At home, Bob was a long-time seasonal resident of Prudence Island, Rhode Island. Visitors to the island might not know his name, but they certainly recognize the "big yellow house on the top of the hill on the west side". Bob was the operator of the Prudence Park water system otherwise known as "come out and play and bring your own shovel", and spent many hot summer days digging holes with other residents as they tracked down water leaks. He was also well known for his love of worldwide travel. Since his work necessitated many trips, Bob was never one to stay within the convention center, and routinely extended his trips to visit new locales and old friends. In particular, he harbored a special love for Hawaii, and traveled there at least once a year. Each Hawaii trip always included viewings of any volcanic activity and daily ingestion of shave ice. Although he had a deserved reputation as a healthy eater, Bob would throw calories out the window in a heartbeat to consume the aforementioned shave ice, his mother's blueberry pie, or partake in happy hour on the porch at Prudence. Ever the active learner, Bob consumed articles, books, and reports at a furious pace, and was a prolific DIYer, with projects spanning numerous fields.

Bob is survived by his wife Bonnie, his daughters Sarah and Beth, and his brothers David Heile and John P. Heile. When asked what he wanted people to remember about him, Bob stated he was particularly proud to serve as mentor to so many in the wireless industry and to "help support others to bring ideas to innovation and fruition". His legacy is not as a developer of wireless products themselves, but as a developer of people, and the groups that help make those products possible. In the words of one of his colleagues, although the world will never know his name, his influence will be felt for decades to come.

In accordance with Bob's wishes, there will not be a formal funeral service. Instead, Bob asked that people donate directly to his primary oncologist, to support the research and treatment of other people with prostate cancer:

To sign an online guestbook for Bob, please visit

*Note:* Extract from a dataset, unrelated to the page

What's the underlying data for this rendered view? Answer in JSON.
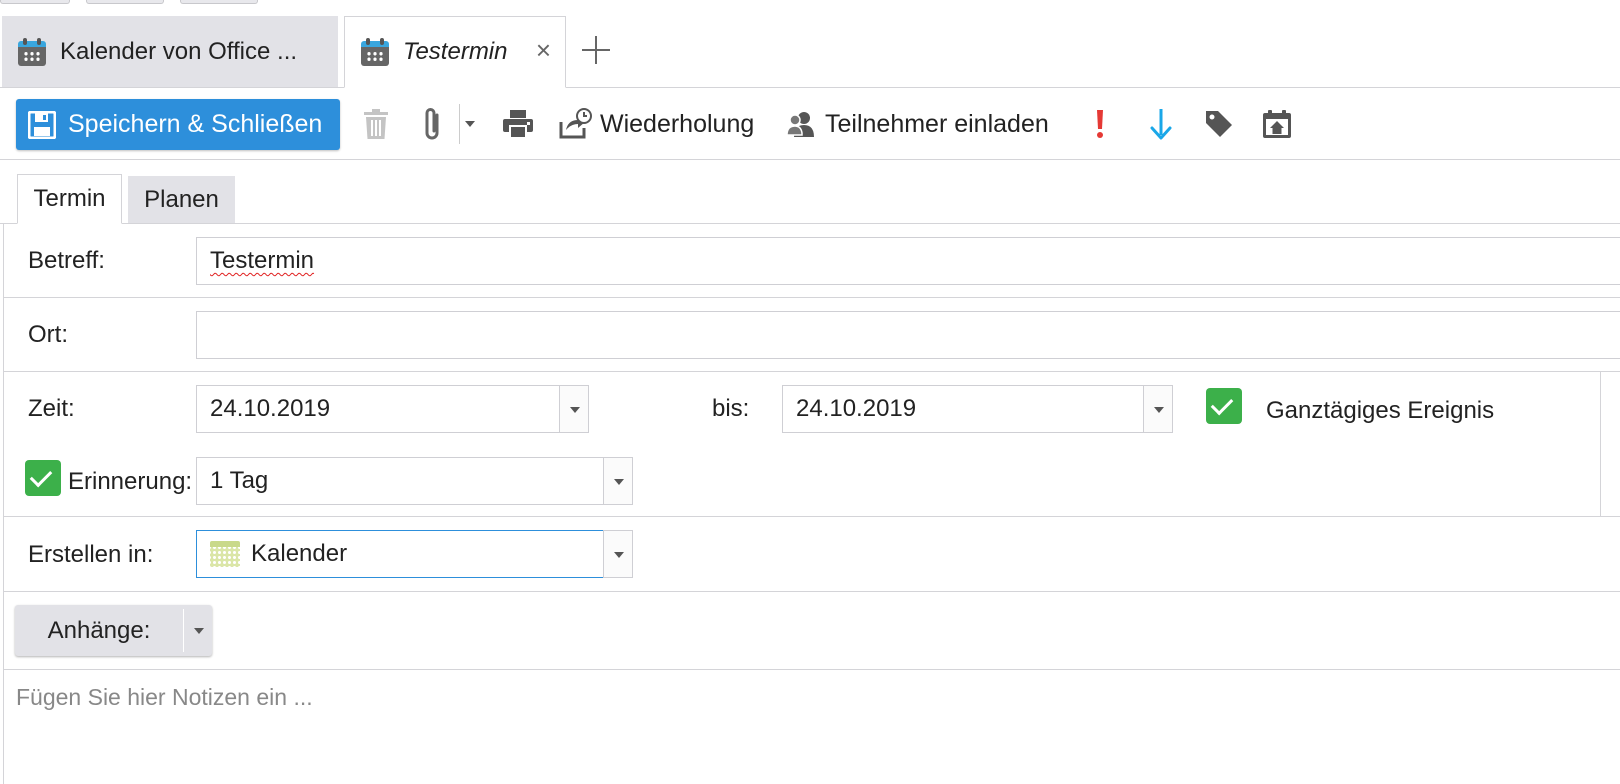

To Plant Memorial Trees in memory, please visit our Sympathy Store.
Published in Sun Chronicle on Oct. 7, 2020.
No memorial events are currently scheduled. To offer your sympathy during this difficult time, you can now have memorial trees planted in a National Forest in memory of your loved one.
Memories & Condolences
Guest Book sponsored by Sperry & McHoul Funeral Home
Not sure what to say?
2 entries
October 8, 2020
Bob was a trusted friend and a very helpful mentor. I learned a lot from him during my many years working with him in IEEE. His extraordinary contributions and leadership in many IEEE standards working groups (802.11, 802.15, 2030, just name a few) have helped change our daily life and will be remembered by the world. I will miss and remember him forever.
Yu Yuan
October 8, 2020
Bob was a mentor and friend in my days at Motorola Codex. He has made a huge difference in the world's daily life through his contributions and shepherding of IEEE standards which make up so much of our technology ecosystem.
Jeffrey Weiss
Invite others to add memories
Share to let others add their own memories and condolences